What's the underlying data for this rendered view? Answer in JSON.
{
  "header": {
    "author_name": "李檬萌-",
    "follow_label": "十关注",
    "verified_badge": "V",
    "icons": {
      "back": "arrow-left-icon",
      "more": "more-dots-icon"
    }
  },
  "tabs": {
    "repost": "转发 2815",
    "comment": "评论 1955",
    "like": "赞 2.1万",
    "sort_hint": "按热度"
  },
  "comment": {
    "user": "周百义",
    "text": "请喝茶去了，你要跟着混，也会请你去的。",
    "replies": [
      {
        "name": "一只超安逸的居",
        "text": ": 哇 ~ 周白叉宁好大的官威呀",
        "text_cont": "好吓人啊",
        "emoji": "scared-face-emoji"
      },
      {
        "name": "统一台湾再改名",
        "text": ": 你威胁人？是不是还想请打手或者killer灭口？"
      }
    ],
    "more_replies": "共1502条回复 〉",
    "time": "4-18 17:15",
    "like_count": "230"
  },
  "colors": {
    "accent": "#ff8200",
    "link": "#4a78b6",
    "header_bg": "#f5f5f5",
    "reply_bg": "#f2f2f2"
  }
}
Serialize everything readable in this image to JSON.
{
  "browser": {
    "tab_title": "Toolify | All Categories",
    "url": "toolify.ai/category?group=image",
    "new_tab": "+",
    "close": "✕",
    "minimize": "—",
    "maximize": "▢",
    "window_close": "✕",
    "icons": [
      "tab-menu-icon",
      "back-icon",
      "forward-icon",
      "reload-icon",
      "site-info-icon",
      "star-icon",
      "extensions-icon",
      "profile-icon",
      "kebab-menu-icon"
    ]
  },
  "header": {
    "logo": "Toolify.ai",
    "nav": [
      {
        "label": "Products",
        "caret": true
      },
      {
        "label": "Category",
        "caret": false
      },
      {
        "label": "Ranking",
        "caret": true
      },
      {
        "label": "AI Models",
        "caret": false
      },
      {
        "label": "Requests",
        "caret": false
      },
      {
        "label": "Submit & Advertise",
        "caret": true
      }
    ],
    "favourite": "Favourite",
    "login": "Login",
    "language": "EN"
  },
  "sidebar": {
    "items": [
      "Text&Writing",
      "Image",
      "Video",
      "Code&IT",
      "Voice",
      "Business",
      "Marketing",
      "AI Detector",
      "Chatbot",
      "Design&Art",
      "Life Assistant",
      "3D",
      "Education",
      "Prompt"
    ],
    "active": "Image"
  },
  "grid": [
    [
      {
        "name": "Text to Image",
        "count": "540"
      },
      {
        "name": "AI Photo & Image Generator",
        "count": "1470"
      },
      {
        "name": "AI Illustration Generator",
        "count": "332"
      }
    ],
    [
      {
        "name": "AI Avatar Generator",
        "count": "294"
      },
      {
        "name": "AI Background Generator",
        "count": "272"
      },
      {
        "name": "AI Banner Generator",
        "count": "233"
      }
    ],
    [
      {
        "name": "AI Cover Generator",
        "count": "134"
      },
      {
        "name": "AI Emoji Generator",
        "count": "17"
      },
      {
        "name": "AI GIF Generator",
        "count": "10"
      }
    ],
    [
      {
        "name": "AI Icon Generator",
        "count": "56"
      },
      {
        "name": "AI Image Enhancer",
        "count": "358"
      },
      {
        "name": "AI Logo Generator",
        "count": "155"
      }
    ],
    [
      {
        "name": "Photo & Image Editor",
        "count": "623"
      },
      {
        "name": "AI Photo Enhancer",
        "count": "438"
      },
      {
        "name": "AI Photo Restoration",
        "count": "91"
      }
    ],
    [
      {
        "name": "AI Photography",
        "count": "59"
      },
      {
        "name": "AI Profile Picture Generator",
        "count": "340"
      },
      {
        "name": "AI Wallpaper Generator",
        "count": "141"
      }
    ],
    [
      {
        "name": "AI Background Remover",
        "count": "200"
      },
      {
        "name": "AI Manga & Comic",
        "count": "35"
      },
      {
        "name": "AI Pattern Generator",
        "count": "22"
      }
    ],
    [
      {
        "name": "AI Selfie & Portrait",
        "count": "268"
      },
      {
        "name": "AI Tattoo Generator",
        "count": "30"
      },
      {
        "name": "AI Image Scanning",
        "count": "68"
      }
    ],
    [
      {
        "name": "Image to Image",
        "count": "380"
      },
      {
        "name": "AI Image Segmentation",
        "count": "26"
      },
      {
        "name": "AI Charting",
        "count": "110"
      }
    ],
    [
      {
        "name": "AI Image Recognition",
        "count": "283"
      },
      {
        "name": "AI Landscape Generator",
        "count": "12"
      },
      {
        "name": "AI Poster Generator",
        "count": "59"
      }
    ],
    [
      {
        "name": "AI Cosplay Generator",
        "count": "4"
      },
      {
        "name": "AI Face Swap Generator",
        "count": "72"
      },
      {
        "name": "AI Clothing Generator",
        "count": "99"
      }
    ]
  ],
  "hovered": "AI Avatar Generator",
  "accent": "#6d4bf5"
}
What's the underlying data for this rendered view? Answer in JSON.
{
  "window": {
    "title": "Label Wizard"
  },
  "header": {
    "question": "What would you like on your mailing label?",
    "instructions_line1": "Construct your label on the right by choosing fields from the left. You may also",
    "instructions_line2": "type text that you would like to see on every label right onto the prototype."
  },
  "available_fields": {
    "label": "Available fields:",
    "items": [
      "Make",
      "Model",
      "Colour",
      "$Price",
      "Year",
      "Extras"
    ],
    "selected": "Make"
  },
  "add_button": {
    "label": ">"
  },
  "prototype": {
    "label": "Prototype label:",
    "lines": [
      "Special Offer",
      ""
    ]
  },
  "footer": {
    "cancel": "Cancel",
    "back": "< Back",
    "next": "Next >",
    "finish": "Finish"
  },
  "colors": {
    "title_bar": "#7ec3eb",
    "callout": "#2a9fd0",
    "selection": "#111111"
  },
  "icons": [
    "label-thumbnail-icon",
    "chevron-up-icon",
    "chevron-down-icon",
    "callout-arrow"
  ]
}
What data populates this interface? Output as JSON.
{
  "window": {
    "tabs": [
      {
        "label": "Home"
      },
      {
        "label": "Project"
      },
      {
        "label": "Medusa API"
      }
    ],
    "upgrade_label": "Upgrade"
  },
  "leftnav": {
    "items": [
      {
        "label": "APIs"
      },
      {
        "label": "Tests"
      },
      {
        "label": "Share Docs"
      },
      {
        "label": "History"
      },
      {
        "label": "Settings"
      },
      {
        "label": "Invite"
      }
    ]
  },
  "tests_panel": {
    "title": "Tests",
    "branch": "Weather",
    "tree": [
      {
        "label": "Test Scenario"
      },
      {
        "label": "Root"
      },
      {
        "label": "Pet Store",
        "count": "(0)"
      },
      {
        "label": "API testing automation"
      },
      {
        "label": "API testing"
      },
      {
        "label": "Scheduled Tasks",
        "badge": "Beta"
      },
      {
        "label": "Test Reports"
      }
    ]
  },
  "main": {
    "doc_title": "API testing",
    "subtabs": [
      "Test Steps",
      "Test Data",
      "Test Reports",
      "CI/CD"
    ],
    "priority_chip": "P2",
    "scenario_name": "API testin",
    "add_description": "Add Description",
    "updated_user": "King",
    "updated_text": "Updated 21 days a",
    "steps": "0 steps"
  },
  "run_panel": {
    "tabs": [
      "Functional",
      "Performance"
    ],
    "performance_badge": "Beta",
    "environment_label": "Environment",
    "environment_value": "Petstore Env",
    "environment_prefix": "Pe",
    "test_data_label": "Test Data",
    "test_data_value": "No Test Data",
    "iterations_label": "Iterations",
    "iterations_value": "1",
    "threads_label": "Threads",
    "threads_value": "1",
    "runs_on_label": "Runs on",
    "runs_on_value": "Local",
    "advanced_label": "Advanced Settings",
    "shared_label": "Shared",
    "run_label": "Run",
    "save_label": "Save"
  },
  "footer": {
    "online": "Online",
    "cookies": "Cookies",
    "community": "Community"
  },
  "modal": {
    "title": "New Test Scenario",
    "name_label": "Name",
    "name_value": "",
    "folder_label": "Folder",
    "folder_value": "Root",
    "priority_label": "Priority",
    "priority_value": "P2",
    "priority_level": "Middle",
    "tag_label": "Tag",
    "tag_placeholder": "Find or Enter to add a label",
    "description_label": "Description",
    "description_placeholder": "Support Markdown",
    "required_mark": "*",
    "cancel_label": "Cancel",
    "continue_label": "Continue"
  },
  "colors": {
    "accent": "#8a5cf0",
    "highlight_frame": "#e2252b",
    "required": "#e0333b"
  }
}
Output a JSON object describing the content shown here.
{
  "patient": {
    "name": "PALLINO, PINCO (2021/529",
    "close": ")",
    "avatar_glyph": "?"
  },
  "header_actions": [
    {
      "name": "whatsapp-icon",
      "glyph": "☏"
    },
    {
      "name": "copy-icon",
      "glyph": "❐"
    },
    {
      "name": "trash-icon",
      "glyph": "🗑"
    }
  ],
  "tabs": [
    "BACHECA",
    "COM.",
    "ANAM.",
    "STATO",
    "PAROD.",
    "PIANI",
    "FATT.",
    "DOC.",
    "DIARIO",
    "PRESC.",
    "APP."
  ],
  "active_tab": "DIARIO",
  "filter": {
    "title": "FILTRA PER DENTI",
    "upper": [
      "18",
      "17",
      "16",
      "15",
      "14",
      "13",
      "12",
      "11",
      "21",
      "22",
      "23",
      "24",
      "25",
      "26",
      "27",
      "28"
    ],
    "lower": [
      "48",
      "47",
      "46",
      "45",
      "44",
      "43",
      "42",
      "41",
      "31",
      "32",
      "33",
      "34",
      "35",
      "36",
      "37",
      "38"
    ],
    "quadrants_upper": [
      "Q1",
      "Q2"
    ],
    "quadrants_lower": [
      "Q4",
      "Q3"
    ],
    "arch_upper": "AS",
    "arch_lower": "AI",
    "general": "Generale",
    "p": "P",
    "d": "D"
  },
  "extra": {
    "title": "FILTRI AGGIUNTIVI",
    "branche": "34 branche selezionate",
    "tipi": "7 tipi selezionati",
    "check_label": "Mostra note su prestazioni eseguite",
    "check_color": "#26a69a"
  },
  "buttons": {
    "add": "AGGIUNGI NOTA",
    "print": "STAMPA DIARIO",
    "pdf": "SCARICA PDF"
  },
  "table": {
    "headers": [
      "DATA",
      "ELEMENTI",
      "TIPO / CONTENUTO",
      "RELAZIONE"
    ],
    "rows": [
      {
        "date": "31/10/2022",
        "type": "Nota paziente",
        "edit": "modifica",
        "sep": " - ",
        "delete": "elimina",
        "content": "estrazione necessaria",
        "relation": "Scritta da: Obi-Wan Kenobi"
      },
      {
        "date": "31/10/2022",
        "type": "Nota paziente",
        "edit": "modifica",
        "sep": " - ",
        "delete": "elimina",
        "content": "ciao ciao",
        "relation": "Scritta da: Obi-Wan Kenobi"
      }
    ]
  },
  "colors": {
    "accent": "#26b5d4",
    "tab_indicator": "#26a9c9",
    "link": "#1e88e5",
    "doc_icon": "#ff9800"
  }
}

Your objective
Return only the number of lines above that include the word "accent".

Solution
4